Mike Florio and Chris Simms talk about the Washington Commanders attempting to investigate themselves regarding toxic workplace allegations and the NFL conducting their own investigation.

Daniel Snyder is pushing his luck.

The NFL went easy on the owner of the Washington Commanders in July, and the league has gone to great lengths to keep any evidence regarding years of workplace misconduct within his football operation hidden. The scheme was working.

Then, after someone leaked a handful of emails sent by Jon Gruden to former Commanders executive Bruce Allen, cries for transparency sparked a Congressional investigation. Which prompted a former team employee who hadn’t cooperated with the NFL’s investigation to tell her story to Congress last week. Which has triggered a new investigation of Snyder. And which has caused the NFL to accuse Snyder’s team of impeding the Congressional probe.

Via the Washington Post, the NFL has sent a letter to the committee conducting the investigation accusing the team of keeping documents from being produced. The situation traces to a third-party vendor who has custody of the documents generated by attorney Beth Wilkinson’s 10-month investigation.

“That vendor refused to provide the NFL or even [the law firm of] Wilkinson Stekloff with access to the documents unless the team consented because of its concern that it could be sued by the team or its owner,” the league’s attorneys wrote in a letter obtained by the Post. “The NFL promptly directed the team to provide its consent to the vendor, but the team repeatedly has refused to do so.”

Read that last sentence again. The NFL has issued a directive to the Washington Commanders. And the Washington Commanders have refused to comply with it. Repeatedly.

According to the letter from the league, the Commanders have “insisted that [they] will only authorize the vendor to release those documents to the team, so that the team’s counsel can review the documents for privilege first . . . before deciding unilaterally which documents it will provide to the NFL for production to the Committee.” The league told the committee that this approaches “unacceptable” because it “it would prevent the NFL from ensuring that it can produce all responsive, non-privileged documents to the committee and would delay our production decisions.”

This entire problem traces to the fact that Wilkinson was hired not to investigate the situation with the goal of making any findings publicly known but with the express objective of helping the team (and later the league) limit liability to current or former employees. The legal privileges that are preventing the production of documents flow directly from the wagon-circling nature of Wilkinson’s investigation.

Now, the privileges become part of the shell game aimed at continuing to hide information from Congress and, in turn, from the public.
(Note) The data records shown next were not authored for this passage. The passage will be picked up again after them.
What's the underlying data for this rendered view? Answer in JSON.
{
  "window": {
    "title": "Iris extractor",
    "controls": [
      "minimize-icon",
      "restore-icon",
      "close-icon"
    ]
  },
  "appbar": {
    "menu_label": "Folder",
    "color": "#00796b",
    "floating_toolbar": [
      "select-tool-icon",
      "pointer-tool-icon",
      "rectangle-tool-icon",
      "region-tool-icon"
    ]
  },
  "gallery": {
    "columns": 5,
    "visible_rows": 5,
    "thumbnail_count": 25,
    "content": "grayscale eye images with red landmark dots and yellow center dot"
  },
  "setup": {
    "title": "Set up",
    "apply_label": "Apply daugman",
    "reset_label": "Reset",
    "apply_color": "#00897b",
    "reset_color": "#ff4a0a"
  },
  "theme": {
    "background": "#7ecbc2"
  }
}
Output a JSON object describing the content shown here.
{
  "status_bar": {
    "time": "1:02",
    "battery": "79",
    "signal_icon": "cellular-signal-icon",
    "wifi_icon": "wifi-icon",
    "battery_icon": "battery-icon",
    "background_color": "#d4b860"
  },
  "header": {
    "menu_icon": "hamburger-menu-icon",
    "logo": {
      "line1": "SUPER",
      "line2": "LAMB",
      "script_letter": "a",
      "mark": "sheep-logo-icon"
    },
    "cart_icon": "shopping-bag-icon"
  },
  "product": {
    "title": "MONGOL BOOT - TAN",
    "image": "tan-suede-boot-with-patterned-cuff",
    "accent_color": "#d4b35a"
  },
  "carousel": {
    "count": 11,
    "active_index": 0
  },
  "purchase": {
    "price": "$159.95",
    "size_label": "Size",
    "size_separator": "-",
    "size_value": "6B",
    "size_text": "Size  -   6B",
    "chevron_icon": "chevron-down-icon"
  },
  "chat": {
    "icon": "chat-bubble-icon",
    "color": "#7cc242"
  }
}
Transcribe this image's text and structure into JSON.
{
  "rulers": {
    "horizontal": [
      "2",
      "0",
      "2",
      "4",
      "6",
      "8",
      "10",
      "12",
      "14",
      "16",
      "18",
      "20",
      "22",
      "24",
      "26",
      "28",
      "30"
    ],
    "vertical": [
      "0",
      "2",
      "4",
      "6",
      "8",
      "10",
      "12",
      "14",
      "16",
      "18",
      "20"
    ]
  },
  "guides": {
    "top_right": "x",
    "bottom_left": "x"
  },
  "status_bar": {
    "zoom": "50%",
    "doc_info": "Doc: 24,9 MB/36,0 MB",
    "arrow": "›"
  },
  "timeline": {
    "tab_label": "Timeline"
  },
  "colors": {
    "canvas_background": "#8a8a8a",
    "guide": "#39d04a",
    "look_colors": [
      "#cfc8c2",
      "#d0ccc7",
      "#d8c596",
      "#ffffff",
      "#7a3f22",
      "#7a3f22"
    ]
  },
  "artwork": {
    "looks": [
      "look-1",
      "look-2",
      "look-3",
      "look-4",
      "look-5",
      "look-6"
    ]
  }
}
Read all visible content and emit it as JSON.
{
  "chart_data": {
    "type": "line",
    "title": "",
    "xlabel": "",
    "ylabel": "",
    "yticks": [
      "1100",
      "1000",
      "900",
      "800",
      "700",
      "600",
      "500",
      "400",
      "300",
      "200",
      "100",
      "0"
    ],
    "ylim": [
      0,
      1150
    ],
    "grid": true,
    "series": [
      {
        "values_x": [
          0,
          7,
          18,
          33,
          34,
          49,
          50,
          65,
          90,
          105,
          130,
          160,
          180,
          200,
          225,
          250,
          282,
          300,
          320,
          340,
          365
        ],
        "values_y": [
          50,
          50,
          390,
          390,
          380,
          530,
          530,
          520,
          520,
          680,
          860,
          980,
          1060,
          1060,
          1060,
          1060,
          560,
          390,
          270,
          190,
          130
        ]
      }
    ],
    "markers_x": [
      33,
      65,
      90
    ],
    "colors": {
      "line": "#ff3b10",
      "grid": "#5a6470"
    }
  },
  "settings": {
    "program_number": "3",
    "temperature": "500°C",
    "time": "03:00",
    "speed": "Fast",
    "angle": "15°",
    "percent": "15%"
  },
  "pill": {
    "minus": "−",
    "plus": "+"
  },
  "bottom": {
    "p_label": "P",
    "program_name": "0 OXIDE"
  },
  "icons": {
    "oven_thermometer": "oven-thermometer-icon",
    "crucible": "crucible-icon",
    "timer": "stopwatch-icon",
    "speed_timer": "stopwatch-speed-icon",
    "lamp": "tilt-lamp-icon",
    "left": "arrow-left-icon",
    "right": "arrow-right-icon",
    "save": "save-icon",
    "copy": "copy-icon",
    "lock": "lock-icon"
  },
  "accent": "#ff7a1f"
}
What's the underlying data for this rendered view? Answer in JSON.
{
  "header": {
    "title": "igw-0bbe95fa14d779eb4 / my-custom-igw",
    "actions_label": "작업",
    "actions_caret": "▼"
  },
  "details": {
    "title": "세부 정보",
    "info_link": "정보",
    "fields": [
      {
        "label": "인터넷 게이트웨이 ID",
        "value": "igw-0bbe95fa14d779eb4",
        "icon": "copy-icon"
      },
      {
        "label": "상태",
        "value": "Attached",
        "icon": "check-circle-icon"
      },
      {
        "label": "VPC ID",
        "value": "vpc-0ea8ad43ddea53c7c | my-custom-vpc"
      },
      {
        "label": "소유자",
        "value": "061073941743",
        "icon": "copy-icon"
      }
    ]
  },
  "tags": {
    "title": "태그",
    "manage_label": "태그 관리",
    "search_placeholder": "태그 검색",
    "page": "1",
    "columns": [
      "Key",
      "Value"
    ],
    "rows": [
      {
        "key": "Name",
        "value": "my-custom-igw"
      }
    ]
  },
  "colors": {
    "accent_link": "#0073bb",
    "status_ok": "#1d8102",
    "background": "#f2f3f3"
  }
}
The problem for the team is that the NFL no longer wants to play games, and that the NFL is willing to accuse the team of playing games.

At some point, Snyder needs to worry less about Congress and more about the league. At some point, the desire to help Snyder (which frankly comes from a desire by other owners to avoid landing in a similar jackpot) will be outweighed by the desire to be done with him. The way things are going, it seems like it’s just a matter of time before the league tells him to get lost.